There are even serious international competitions that have a long and largely unknown history. I was able to find a 1973 Newsday article talking about the 1973 World Table Hockey Association championships held in New York City. The article suggests the tournament actually garnered television coverage in both Canada and the United States.
Many organizations have claimed to hold world championships, but it appears that the closest tournament to the official championship of the table hockey world is held in Europe, traditionally Sweden. Stiga hosts the tournament. Stiga is better known for making gardening tools and table tennis products, but they are also the makers of the most commonly used table hockey game in the world, with over 40 million games sold. Over 150 participants from 61 countries battled for supremacy. The Swedes and Norwegians are heavy favorites, while Canadians and Americans are highly regarded. We’ll have to wait and see how the Israeli representatives fare.
Apparently there is a heated rivalry between European and North American table hockey players because of differences in championship play. It seems Europeans strictly use one type of game to determine a champion, whereas serious North American players compete using several different games to eliminate such specialization. North Americans charge that the Euro champs are only champs of the one table, and that their true table hockey skills are not nearly as versatile. As a result, when a North American plays a European player of equal ability but on the European table of choice, the North American is at significant disadvantage.
North America has a premiere event happens during the Stanley Cup final. Several years ago Budweiser turned “Bubble Boy” hockey players into a television advertising phenomenon and have taken it to bars nationwide in an elimination tournament to find the best doubles team in the Bubble Boy Hockey League. The finalists got together at the Stanley Cup final and had their own championship finale. The winner was handed the championship trophy by BBHL commissioner Wayne Gretzky, who then teamed with a fellow spokesman (ESPN commentator Barry Melrose) to unsuccessfully challenge the winners to a game.
There was a time when I dreamed of being the world’s best table hockey player. Little did I know that there actually was such a thing as a world’s best table hockey player, never mind how popular the game is world wide. I always figured that the game was something hockey fans played when they were kids, and adults played between beers at sports bars and college fraternities.
If I had only stuck with it, perhaps I could have been a world champion, or at least the Bubble Boy champion. Maybe I should go out and get a new table, and begin practicing, for the dream can be rekindled and still be achieved.

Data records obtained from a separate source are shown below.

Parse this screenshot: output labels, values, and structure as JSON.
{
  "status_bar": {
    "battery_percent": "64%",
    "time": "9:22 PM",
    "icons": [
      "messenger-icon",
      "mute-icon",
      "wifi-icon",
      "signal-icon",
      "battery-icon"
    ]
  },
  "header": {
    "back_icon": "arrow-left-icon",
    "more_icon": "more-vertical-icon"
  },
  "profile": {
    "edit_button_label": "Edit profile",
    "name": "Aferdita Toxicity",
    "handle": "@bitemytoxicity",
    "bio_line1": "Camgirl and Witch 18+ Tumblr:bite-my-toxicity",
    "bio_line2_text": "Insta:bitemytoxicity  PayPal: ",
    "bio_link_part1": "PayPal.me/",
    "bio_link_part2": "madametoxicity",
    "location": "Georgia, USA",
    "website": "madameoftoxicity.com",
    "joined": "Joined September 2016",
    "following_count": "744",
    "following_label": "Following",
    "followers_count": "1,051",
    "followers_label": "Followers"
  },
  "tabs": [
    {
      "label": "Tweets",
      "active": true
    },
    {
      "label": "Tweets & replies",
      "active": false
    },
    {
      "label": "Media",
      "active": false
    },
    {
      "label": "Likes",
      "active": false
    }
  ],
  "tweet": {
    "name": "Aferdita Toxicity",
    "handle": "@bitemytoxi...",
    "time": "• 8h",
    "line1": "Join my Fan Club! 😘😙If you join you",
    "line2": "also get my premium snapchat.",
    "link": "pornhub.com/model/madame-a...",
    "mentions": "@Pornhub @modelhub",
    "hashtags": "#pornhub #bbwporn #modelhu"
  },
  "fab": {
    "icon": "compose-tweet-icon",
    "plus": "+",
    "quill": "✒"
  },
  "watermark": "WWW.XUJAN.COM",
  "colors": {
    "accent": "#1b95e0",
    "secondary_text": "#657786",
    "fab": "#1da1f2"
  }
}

Only this time I will have to find a better left winger than Dave Hunter if I want to beat the powerhouse Israeli team.